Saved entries
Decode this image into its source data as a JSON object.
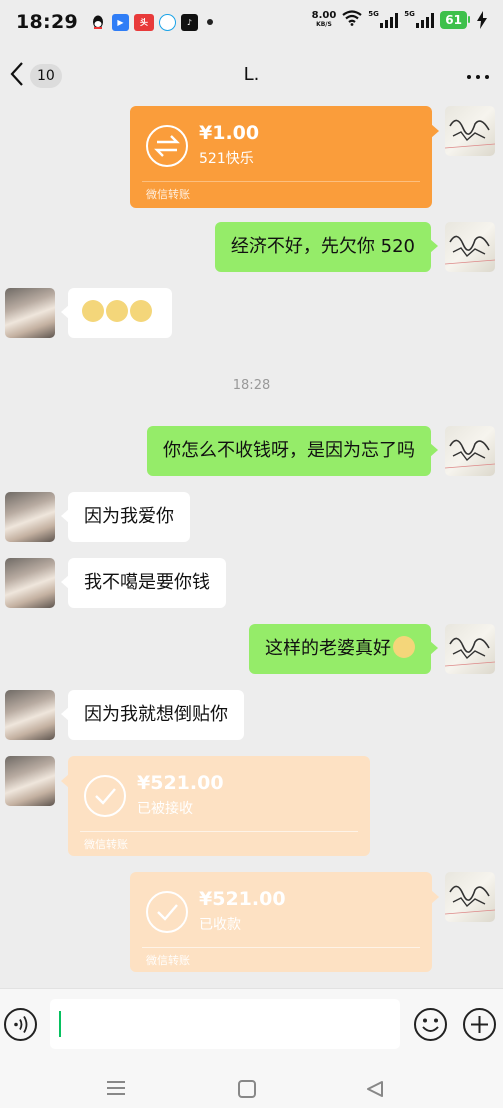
{
  "status_bar": {
    "time": "18:29",
    "net_speed": "8.00",
    "net_unit": "KB/S",
    "signal_1": "5G",
    "signal_2": "5G",
    "battery": "61"
  },
  "header": {
    "back_count": "10",
    "title": "L."
  },
  "messages": {
    "transfer_1": {
      "amount": "¥1.00",
      "note": "521快乐",
      "footer": "微信转账"
    },
    "msg_1": "经济不好，先欠你 520",
    "msg_2_emojis": [
      "cat-face",
      "cat-face",
      "cat-face"
    ],
    "timestamp": "18:28",
    "msg_3": "你怎么不收钱呀，是因为忘了吗",
    "msg_4": "因为我爱你",
    "msg_5": "我不噶是要你钱",
    "msg_6": "这样的老婆真好",
    "msg_7": "因为我就想倒贴你",
    "transfer_2": {
      "amount": "¥521.00",
      "status": "已被接收",
      "footer": "微信转账"
    },
    "transfer_3": {
      "amount": "¥521.00",
      "status": "已收款",
      "footer": "微信转账"
    }
  },
  "colors": {
    "chat_bg": "#ededed",
    "sent_bubble": "#95ec69",
    "received_bubble": "#ffffff",
    "transfer_active": "#fa9d3b",
    "transfer_done": "#fde1c3",
    "wechat_green": "#07c160"
  },
  "icons": {
    "voice": "voice-icon",
    "emoji": "emoji-icon",
    "plus": "plus-icon",
    "transfer": "transfer-arrows-icon",
    "received": "checkmark-icon"
  }
}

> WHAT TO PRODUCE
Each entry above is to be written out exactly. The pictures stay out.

> TASK OUTPUT
Decode this image into its source data as a JSON object.
{
  "status_bar": {
    "time": "18:29",
    "net_speed": "8.00",
    "net_unit": "KB/S",
    "signal_1": "5G",
    "signal_2": "5G",
    "battery": "61"
  },
  "header": {
    "back_count": "10",
    "title": "L."
  },
  "messages": {
    "transfer_1": {
      "amount": "¥1.00",
      "note": "521快乐",
      "footer": "微信转账"
    },
    "msg_1": "经济不好，先欠你 520",
    "msg_2_emojis": [
      "cat-face",
      "cat-face",
      "cat-face"
    ],
    "timestamp": "18:28",
    "msg_3": "你怎么不收钱呀，是因为忘了吗",
    "msg_4": "因为我爱你",
    "msg_5": "我不噶是要你钱",
    "msg_6": "这样的老婆真好",
    "msg_7": "因为我就想倒贴你",
    "transfer_2": {
      "amount": "¥521.00",
      "status": "已被接收",
      "footer": "微信转账"
    },
    "transfer_3": {
      "amount": "¥521.00",
      "status": "已收款",
      "footer": "微信转账"
    }
  },
  "colors": {
    "chat_bg": "#ededed",
    "sent_bubble": "#95ec69",
    "received_bubble": "#ffffff",
    "transfer_active": "#fa9d3b",
    "transfer_done": "#fde1c3",
    "wechat_green": "#07c160"
  },
  "icons": {
    "voice": "voice-icon",
    "emoji": "emoji-icon",
    "plus": "plus-icon",
    "transfer": "transfer-arrows-icon",
    "received": "checkmark-icon"
  }
}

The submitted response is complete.